* [What you will do]: Set down all of the records exactly.

[Stored items from a collection]
- Opening Delimiter -
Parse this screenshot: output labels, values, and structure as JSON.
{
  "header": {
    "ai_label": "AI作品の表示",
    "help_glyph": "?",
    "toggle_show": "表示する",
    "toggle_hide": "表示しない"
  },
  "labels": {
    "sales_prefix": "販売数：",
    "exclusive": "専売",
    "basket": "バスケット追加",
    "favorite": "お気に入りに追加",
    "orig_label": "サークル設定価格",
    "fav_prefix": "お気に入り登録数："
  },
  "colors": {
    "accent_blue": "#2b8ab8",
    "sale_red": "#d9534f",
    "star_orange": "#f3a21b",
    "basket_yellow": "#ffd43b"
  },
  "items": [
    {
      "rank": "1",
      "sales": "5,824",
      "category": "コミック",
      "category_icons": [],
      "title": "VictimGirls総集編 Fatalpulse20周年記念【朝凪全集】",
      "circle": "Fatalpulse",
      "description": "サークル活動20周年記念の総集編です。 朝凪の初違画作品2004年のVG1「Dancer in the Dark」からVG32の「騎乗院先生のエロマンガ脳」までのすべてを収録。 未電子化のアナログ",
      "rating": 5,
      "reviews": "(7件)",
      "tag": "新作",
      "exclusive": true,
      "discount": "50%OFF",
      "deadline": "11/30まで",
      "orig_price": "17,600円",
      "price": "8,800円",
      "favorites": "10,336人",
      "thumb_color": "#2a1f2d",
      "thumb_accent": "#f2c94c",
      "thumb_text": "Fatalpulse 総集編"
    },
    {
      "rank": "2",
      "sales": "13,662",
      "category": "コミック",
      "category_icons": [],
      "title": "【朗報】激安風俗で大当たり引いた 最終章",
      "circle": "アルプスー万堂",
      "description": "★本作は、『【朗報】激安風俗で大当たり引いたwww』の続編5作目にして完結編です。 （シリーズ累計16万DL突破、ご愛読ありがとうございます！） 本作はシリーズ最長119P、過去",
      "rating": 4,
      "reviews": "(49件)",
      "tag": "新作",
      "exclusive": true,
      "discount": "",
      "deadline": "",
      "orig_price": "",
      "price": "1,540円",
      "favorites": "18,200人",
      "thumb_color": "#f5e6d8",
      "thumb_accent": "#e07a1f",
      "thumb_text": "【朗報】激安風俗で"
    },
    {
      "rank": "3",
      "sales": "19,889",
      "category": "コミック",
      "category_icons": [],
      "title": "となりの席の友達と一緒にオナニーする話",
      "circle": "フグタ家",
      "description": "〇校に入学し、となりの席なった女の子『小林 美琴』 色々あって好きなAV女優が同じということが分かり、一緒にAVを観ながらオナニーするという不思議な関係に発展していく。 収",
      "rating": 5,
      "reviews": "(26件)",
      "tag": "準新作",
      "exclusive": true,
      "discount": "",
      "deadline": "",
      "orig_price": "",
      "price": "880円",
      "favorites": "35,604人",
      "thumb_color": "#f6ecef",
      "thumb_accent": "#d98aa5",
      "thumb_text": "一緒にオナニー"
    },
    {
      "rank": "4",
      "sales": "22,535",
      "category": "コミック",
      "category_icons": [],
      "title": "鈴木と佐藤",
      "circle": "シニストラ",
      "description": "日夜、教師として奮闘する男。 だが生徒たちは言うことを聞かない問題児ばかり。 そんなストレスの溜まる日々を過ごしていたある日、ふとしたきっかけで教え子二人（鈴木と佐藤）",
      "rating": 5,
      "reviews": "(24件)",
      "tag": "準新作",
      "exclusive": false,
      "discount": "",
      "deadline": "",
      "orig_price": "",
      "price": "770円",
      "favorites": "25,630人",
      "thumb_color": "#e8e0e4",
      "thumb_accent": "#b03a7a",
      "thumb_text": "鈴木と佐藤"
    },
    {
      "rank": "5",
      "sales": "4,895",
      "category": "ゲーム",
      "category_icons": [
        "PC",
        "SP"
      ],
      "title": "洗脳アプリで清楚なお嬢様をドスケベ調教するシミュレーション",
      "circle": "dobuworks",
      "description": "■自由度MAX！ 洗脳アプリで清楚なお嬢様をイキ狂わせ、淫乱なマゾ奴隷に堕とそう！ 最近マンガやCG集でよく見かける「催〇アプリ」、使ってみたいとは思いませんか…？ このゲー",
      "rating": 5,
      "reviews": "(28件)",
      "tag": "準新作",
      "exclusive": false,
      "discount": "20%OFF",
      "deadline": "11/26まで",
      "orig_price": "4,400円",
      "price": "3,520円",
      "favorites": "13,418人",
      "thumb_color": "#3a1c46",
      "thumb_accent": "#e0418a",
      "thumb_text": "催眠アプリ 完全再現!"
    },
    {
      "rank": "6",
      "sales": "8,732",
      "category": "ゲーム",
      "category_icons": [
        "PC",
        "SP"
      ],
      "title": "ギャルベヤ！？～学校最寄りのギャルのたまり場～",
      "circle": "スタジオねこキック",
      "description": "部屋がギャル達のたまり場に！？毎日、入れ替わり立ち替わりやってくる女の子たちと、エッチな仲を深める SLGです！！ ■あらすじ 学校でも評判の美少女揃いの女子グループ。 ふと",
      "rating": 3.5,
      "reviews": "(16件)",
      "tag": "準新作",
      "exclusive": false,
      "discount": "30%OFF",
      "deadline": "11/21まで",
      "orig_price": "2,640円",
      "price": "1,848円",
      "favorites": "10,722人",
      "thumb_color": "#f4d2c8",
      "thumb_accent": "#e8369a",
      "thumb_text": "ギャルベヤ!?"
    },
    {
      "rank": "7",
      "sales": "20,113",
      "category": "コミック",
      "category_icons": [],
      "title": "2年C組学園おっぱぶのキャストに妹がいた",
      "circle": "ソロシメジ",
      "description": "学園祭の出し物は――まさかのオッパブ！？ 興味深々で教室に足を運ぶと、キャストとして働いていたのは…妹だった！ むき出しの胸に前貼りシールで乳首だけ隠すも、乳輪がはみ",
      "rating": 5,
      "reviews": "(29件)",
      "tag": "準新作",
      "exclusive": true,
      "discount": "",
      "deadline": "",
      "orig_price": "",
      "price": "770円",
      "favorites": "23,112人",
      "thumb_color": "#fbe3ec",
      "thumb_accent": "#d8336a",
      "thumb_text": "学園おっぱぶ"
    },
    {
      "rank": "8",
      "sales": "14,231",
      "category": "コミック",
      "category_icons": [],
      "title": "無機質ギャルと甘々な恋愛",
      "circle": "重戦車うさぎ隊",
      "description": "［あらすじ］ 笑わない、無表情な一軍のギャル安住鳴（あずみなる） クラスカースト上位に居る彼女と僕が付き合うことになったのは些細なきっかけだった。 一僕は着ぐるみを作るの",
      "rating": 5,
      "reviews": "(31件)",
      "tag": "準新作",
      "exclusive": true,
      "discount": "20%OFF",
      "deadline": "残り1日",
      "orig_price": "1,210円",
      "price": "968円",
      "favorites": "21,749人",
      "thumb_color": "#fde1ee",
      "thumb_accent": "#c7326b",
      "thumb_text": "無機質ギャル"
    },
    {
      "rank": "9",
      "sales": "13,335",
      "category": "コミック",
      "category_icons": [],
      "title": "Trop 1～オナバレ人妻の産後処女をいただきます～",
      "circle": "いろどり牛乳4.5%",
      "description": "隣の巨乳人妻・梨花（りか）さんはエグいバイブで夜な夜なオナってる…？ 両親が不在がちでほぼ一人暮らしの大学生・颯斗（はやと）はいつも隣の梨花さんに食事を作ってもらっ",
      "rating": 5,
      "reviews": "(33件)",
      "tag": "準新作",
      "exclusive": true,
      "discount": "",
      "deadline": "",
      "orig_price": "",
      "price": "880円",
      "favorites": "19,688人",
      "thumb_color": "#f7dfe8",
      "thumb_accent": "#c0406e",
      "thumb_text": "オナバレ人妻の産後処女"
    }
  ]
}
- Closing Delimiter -
* [Answer to the exercise]:
Parse this screenshot: output labels, values, and structure as JSON.
{
  "header": {
    "ai_label": "AI作品の表示",
    "help_glyph": "?",
    "toggle_show": "表示する",
    "toggle_hide": "表示しない"
  },
  "labels": {
    "sales_prefix": "販売数：",
    "exclusive": "専売",
    "basket": "バスケット追加",
    "favorite": "お気に入りに追加",
    "orig_label": "サークル設定価格",
    "fav_prefix": "お気に入り登録数："
  },
  "colors": {
    "accent_blue": "#2b8ab8",
    "sale_red": "#d9534f",
    "star_orange": "#f3a21b",
    "basket_yellow": "#ffd43b"
  },
  "items": [
    {
      "rank": "1",
      "sales": "5,824",
      "category": "コミック",
      "category_icons": [],
      "title": "VictimGirls総集編 Fatalpulse20周年記念【朝凪全集】",
      "circle": "Fatalpulse",
      "description": "サークル活動20周年記念の総集編です。 朝凪の初違画作品2004年のVG1「Dancer in the Dark」からVG32の「騎乗院先生のエロマンガ脳」までのすべてを収録。 未電子化のアナログ",
      "rating": 5,
      "reviews": "(7件)",
      "tag": "新作",
      "exclusive": true,
      "discount": "50%OFF",
      "deadline": "11/30まで",
      "orig_price": "17,600円",
      "price": "8,800円",
      "favorites": "10,336人",
      "thumb_color": "#2a1f2d",
      "thumb_accent": "#f2c94c",
      "thumb_text": "Fatalpulse 総集編"
    },
    {
      "rank": "2",
      "sales": "13,662",
      "category": "コミック",
      "category_icons": [],
      "title": "【朗報】激安風俗で大当たり引いた 最終章",
      "circle": "アルプスー万堂",
      "description": "★本作は、『【朗報】激安風俗で大当たり引いたwww』の続編5作目にして完結編です。 （シリーズ累計16万DL突破、ご愛読ありがとうございます！） 本作はシリーズ最長119P、過去",
      "rating": 4,
      "reviews": "(49件)",
      "tag": "新作",
      "exclusive": true,
      "discount": "",
      "deadline": "",
      "orig_price": "",
      "price": "1,540円",
      "favorites": "18,200人",
      "thumb_color": "#f5e6d8",
      "thumb_accent": "#e07a1f",
      "thumb_text": "【朗報】激安風俗で"
    },
    {
      "rank": "3",
      "sales": "19,889",
      "category": "コミック",
      "category_icons": [],
      "title": "となりの席の友達と一緒にオナニーする話",
      "circle": "フグタ家",
      "description": "〇校に入学し、となりの席なった女の子『小林 美琴』 色々あって好きなAV女優が同じということが分かり、一緒にAVを観ながらオナニーするという不思議な関係に発展していく。 収",
      "rating": 5,
      "reviews": "(26件)",
      "tag": "準新作",
      "exclusive": true,
      "discount": "",
      "deadline": "",
      "orig_price": "",
      "price": "880円",
      "favorites": "35,604人",
      "thumb_color": "#f6ecef",
      "thumb_accent": "#d98aa5",
      "thumb_text": "一緒にオナニー"
    },
    {
      "rank": "4",
      "sales": "22,535",
      "category": "コミック",
      "category_icons": [],
      "title": "鈴木と佐藤",
      "circle": "シニストラ",
      "description": "日夜、教師として奮闘する男。 だが生徒たちは言うことを聞かない問題児ばかり。 そんなストレスの溜まる日々を過ごしていたある日、ふとしたきっかけで教え子二人（鈴木と佐藤）",
      "rating": 5,
      "reviews": "(24件)",
      "tag": "準新作",
      "exclusive": false,
      "discount": "",
      "deadline": "",
      "orig_price": "",
      "price": "770円",
      "favorites": "25,630人",
      "thumb_color": "#e8e0e4",
      "thumb_accent": "#b03a7a",
      "thumb_text": "鈴木と佐藤"
    },
    {
      "rank": "5",
      "sales": "4,895",
      "category": "ゲーム",
      "category_icons": [
        "PC",
        "SP"
      ],
      "title": "洗脳アプリで清楚なお嬢様をドスケベ調教するシミュレーション",
      "circle": "dobuworks",
      "description": "■自由度MAX！ 洗脳アプリで清楚なお嬢様をイキ狂わせ、淫乱なマゾ奴隷に堕とそう！ 最近マンガやCG集でよく見かける「催〇アプリ」、使ってみたいとは思いませんか…？ このゲー",
      "rating": 5,
      "reviews": "(28件)",
      "tag": "準新作",
      "exclusive": false,
      "discount": "20%OFF",
      "deadline": "11/26まで",
      "orig_price": "4,400円",
      "price": "3,520円",
      "favorites": "13,418人",
      "thumb_color": "#3a1c46",
      "thumb_accent": "#e0418a",
      "thumb_text": "催眠アプリ 完全再現!"
    },
    {
      "rank": "6",
      "sales": "8,732",
      "category": "ゲーム",
      "category_icons": [
        "PC",
        "SP"
      ],
      "title": "ギャルベヤ！？～学校最寄りのギャルのたまり場～",
      "circle": "スタジオねこキック",
      "description": "部屋がギャル達のたまり場に！？毎日、入れ替わり立ち替わりやってくる女の子たちと、エッチな仲を深める SLGです！！ ■あらすじ 学校でも評判の美少女揃いの女子グループ。 ふと",
      "rating": 3.5,
      "reviews": "(16件)",
      "tag": "準新作",
      "exclusive": false,
      "discount": "30%OFF",
      "deadline": "11/21まで",
      "orig_price": "2,640円",
      "price": "1,848円",
      "favorites": "10,722人",
      "thumb_color": "#f4d2c8",
      "thumb_accent": "#e8369a",
      "thumb_text": "ギャルベヤ!?"
    },
    {
      "rank": "7",
      "sales": "20,113",
      "category": "コミック",
      "category_icons": [],
      "title": "2年C組学園おっぱぶのキャストに妹がいた",
      "circle": "ソロシメジ",
      "description": "学園祭の出し物は――まさかのオッパブ！？ 興味深々で教室に足を運ぶと、キャストとして働いていたのは…妹だった！ むき出しの胸に前貼りシールで乳首だけ隠すも、乳輪がはみ",
      "rating": 5,
      "reviews": "(29件)",
      "tag": "準新作",
      "exclusive": true,
      "discount": "",
      "deadline": "",
      "orig_price": "",
      "price": "770円",
      "favorites": "23,112人",
      "thumb_color": "#fbe3ec",
      "thumb_accent": "#d8336a",
      "thumb_text": "学園おっぱぶ"
    },
    {
      "rank": "8",
      "sales": "14,231",
      "category": "コミック",
      "category_icons": [],
      "title": "無機質ギャルと甘々な恋愛",
      "circle": "重戦車うさぎ隊",
      "description": "［あらすじ］ 笑わない、無表情な一軍のギャル安住鳴（あずみなる） クラスカースト上位に居る彼女と僕が付き合うことになったのは些細なきっかけだった。 一僕は着ぐるみを作るの",
      "rating": 5,
      "reviews": "(31件)",
      "tag": "準新作",
      "exclusive": true,
      "discount": "20%OFF",
      "deadline": "残り1日",
      "orig_price": "1,210円",
      "price": "968円",
      "favorites": "21,749人",
      "thumb_color": "#fde1ee",
      "thumb_accent": "#c7326b",
      "thumb_text": "無機質ギャル"
    },
    {
      "rank": "9",
      "sales": "13,335",
      "category": "コミック",
      "category_icons": [],
      "title": "Trop 1～オナバレ人妻の産後処女をいただきます～",
      "circle": "いろどり牛乳4.5%",
      "description": "隣の巨乳人妻・梨花（りか）さんはエグいバイブで夜な夜なオナってる…？ 両親が不在がちでほぼ一人暮らしの大学生・颯斗（はやと）はいつも隣の梨花さんに食事を作ってもらっ",
      "rating": 5,
      "reviews": "(33件)",
      "tag": "準新作",
      "exclusive": true,
      "discount": "",
      "deadline": "",
      "orig_price": "",
      "price": "880円",
      "favorites": "19,688人",
      "thumb_color": "#f7dfe8",
      "thumb_accent": "#c0406e",
      "thumb_text": "オナバレ人妻の産後処女"
    }
  ]
}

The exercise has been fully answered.